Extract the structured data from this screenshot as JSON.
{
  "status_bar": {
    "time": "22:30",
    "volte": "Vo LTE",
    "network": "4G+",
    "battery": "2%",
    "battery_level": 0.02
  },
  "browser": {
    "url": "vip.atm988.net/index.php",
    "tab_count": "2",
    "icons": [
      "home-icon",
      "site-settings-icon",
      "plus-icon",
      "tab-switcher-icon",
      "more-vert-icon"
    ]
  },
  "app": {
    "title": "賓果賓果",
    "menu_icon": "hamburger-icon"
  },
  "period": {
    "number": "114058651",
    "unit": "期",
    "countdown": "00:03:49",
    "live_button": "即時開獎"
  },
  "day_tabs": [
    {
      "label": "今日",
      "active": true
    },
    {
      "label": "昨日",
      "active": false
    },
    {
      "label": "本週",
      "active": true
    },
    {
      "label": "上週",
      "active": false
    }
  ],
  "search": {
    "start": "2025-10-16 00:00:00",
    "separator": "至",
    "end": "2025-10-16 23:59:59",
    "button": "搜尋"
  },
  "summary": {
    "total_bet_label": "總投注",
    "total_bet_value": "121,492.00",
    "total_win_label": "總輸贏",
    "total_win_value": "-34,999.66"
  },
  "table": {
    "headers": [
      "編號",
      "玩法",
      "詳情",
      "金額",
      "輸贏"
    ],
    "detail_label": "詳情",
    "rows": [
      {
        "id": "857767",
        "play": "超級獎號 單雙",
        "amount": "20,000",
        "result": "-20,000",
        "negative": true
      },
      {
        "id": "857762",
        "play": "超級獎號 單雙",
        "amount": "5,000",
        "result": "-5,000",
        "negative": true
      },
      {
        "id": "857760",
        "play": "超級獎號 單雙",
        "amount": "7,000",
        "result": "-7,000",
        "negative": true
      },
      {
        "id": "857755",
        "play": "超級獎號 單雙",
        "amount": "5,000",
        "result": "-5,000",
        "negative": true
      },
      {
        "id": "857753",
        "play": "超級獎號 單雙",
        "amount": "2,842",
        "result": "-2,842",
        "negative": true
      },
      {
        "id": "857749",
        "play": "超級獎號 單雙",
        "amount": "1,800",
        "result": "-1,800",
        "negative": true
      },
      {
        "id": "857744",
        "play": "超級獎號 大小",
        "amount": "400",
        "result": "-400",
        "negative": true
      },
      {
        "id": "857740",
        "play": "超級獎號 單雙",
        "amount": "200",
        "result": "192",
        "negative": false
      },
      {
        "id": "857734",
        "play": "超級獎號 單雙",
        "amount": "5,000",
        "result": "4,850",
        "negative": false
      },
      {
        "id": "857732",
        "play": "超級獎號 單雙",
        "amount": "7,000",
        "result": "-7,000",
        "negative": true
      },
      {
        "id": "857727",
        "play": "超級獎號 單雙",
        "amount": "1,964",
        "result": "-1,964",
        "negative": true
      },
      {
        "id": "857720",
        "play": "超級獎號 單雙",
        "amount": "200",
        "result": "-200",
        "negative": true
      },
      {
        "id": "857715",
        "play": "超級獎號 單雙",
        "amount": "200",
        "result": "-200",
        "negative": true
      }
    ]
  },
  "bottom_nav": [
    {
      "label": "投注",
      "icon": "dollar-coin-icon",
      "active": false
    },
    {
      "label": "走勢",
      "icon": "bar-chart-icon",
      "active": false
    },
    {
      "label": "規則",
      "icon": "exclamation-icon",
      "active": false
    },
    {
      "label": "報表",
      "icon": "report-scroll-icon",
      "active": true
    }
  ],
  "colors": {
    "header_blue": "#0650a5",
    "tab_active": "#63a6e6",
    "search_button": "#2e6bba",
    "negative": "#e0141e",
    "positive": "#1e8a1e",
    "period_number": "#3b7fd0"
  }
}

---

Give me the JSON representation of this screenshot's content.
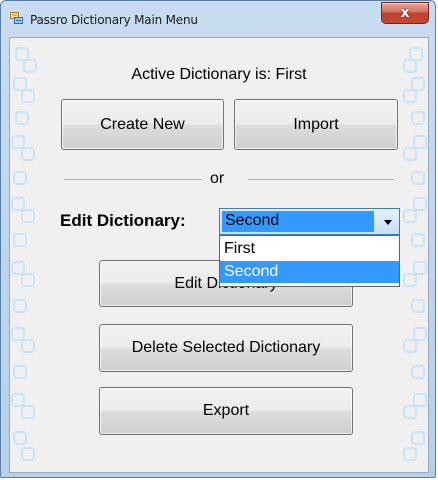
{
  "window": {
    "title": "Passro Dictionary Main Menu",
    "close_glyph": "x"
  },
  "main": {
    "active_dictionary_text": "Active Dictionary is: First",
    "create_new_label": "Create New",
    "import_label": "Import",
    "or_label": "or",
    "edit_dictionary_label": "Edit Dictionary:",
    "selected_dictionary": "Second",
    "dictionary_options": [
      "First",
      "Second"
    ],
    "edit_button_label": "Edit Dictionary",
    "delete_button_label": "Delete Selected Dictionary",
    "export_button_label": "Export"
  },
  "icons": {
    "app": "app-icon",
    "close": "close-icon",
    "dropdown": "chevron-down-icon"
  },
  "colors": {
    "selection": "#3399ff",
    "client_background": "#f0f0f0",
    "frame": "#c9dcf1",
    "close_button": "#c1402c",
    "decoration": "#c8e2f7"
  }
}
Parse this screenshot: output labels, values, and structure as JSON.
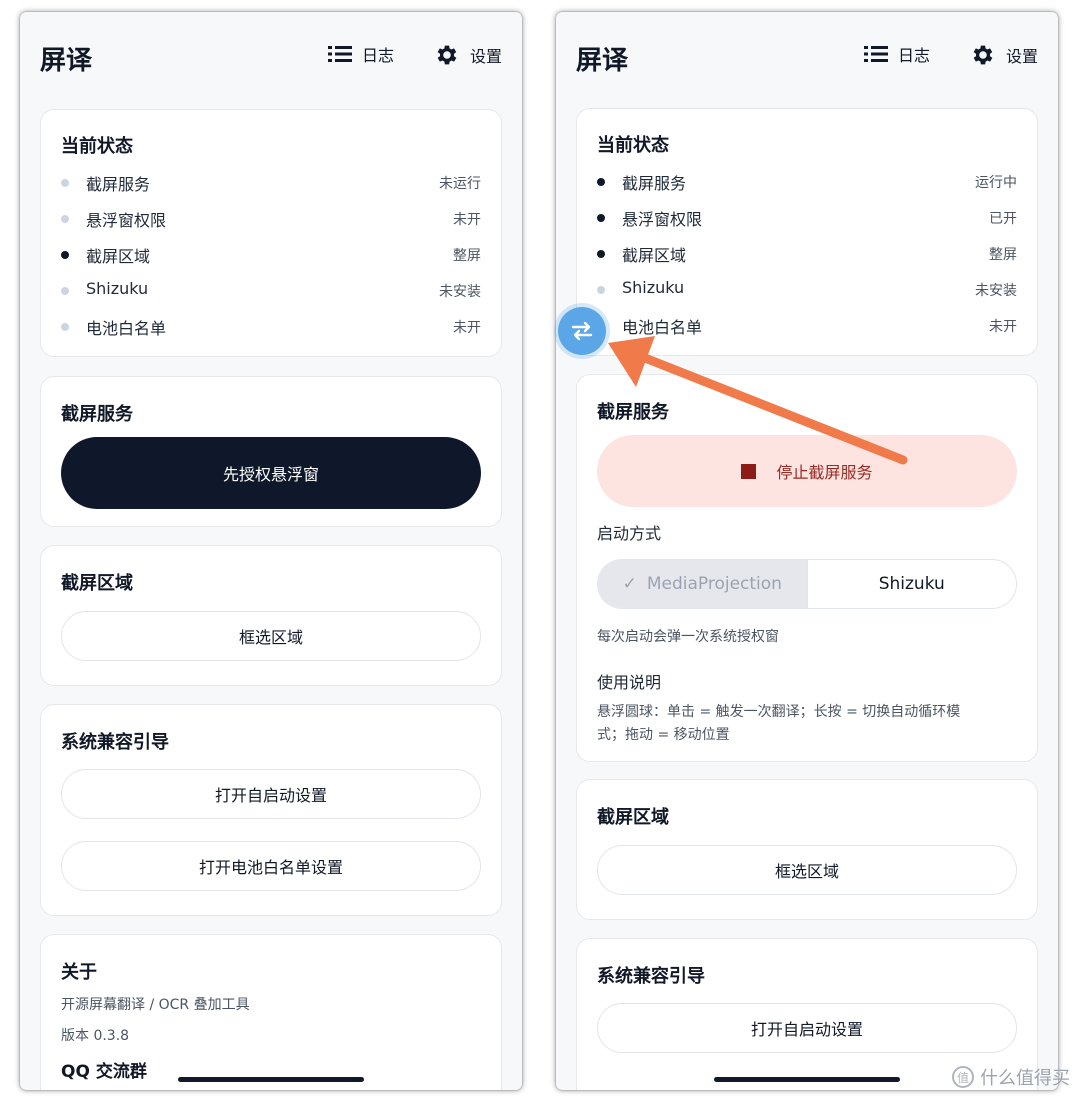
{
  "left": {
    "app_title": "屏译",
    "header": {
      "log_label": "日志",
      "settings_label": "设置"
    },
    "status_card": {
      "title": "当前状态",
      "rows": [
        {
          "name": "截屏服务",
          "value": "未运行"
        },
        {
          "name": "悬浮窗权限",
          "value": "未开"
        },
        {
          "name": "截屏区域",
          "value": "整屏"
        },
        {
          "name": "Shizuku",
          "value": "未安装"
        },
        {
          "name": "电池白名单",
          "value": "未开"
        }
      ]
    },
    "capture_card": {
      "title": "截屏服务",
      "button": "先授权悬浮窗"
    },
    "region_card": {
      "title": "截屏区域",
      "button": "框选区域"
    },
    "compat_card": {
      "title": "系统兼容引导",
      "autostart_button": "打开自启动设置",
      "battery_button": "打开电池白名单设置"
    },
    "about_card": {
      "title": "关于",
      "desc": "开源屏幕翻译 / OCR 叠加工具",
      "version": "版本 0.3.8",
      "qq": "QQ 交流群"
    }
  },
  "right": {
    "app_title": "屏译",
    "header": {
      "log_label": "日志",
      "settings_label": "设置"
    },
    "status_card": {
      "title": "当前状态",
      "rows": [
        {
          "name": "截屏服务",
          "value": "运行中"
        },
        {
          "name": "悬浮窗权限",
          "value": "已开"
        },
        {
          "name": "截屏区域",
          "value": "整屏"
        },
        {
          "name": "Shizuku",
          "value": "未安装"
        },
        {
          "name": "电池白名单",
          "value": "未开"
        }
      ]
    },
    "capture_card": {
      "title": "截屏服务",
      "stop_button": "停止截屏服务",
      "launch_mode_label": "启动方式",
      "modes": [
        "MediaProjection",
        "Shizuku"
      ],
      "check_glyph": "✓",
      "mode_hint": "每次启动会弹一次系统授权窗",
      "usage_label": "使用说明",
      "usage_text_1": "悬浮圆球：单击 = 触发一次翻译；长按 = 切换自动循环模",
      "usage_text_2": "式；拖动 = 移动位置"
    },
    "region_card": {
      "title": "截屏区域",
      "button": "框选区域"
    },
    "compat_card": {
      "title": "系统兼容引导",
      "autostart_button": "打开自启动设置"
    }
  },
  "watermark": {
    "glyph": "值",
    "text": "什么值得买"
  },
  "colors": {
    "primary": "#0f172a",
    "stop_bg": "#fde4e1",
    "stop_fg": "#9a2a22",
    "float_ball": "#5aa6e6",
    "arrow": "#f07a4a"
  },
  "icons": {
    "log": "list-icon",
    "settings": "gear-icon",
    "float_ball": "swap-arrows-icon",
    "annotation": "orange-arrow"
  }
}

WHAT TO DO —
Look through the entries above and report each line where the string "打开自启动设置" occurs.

RESULT OF THIS EXERCISE —
      "autostart_button": "打开自启动设置",
      "autostart_button": "打开自启动设置"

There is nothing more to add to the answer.